> **Work to be completed**:
Across all of the records below, determine the number of lines containing the string "考试管理"; reply with that number only.

(Records contained in a dataset)
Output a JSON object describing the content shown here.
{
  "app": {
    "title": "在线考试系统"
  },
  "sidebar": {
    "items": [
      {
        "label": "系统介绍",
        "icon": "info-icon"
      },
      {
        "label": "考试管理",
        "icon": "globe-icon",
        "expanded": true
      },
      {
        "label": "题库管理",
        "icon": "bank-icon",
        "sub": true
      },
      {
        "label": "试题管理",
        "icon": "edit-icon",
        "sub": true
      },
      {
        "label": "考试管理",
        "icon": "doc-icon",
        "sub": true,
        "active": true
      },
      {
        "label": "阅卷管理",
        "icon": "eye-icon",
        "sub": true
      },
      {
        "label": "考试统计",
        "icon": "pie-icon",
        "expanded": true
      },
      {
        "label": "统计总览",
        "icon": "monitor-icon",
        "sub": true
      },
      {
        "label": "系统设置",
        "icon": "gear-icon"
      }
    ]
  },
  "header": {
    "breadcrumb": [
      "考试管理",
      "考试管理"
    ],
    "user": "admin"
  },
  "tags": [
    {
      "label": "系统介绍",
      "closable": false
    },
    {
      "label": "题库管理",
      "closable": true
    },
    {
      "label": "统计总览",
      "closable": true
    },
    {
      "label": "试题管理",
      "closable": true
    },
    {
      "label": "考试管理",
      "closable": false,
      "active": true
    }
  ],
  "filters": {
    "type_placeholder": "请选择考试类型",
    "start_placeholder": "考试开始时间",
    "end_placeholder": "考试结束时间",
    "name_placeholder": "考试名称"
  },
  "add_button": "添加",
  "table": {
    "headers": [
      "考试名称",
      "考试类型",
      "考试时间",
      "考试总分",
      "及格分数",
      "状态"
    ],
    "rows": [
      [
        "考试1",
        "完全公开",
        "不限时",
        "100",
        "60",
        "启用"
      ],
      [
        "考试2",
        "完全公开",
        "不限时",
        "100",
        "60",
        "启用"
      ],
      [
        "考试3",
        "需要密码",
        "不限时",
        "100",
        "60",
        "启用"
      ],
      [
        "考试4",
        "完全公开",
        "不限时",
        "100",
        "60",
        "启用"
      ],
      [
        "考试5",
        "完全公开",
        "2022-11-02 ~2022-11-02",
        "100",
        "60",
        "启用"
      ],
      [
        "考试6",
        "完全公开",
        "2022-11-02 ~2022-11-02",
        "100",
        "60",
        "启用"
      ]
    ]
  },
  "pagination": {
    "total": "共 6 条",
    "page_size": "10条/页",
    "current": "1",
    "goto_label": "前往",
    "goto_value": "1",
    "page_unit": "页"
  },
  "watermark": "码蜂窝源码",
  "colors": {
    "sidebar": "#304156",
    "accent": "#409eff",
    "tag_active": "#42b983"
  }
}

> **Answer box**:
5